How many lines in the records below contain "connectivity"? Reply with the number only.

=== EXTRACTED INFORMATION ===

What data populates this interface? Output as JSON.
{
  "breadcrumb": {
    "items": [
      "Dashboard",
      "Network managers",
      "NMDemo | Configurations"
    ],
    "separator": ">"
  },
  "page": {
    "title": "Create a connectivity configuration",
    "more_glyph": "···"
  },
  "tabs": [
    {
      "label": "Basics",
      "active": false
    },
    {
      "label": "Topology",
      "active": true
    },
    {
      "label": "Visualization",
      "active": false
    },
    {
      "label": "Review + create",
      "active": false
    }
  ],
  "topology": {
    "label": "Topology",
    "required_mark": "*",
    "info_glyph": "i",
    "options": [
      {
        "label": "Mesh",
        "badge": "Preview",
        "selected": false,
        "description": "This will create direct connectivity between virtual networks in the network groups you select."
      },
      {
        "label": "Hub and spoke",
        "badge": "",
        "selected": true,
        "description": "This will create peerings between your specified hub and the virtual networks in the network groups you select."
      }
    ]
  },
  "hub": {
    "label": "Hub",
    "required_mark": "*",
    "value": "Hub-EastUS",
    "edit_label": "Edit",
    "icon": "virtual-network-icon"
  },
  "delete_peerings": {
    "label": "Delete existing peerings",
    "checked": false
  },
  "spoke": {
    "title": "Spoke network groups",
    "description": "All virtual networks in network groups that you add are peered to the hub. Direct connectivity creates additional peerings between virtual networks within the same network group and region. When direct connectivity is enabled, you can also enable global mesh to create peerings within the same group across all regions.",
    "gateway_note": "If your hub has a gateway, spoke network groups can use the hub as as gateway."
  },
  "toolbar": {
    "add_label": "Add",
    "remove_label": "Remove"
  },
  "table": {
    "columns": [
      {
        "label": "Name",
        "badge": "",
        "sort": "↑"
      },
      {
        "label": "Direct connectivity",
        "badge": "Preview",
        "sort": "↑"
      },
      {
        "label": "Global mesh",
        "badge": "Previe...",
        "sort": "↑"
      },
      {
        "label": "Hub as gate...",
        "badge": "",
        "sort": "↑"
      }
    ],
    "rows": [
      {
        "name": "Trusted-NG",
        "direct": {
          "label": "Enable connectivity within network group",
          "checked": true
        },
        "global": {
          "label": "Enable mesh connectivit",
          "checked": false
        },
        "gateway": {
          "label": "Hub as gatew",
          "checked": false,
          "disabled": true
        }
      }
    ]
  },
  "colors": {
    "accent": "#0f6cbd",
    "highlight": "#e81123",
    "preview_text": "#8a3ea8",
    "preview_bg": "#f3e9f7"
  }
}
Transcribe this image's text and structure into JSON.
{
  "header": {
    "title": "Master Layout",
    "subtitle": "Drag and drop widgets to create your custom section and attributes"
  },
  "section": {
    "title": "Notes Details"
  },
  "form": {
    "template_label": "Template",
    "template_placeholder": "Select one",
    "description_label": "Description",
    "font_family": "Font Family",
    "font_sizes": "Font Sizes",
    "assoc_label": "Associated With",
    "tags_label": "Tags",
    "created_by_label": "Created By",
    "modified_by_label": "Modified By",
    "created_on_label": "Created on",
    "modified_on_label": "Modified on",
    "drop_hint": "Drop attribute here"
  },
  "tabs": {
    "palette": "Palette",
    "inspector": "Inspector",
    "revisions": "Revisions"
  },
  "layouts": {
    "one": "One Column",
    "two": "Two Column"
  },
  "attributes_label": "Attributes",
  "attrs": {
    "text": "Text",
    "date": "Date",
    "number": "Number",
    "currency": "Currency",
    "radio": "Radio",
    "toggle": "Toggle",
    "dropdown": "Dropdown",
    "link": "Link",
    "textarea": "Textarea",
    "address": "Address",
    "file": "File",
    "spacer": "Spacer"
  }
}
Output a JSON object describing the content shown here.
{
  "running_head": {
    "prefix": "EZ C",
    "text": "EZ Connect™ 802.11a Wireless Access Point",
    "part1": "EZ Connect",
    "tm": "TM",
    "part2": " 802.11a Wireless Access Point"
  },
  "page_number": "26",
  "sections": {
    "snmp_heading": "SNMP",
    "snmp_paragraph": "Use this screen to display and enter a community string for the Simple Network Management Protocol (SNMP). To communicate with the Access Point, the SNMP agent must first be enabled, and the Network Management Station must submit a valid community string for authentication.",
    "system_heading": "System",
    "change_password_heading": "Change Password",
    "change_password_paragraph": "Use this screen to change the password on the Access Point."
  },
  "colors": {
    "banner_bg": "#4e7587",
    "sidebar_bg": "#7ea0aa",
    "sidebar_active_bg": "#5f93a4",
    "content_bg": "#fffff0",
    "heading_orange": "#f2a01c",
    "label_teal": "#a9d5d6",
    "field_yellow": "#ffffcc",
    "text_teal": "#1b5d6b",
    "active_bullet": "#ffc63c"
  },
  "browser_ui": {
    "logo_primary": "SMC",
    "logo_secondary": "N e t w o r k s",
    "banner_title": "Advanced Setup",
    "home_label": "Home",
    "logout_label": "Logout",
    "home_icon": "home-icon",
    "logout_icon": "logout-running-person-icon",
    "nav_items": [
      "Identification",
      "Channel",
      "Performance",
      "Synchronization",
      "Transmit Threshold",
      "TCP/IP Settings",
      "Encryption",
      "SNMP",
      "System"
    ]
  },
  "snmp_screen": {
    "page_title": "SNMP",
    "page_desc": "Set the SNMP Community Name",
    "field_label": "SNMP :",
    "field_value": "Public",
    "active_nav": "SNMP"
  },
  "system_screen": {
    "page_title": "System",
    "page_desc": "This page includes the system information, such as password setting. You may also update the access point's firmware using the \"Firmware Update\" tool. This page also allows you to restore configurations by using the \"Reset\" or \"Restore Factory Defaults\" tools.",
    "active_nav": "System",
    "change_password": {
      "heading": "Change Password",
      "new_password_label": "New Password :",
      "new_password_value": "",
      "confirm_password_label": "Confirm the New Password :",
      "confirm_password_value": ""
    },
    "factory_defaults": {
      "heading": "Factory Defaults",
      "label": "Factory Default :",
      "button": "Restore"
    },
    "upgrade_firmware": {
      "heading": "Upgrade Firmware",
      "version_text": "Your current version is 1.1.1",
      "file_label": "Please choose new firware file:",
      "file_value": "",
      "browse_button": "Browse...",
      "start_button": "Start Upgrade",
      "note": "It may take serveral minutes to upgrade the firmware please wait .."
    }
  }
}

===

→ **SOLUTION**
5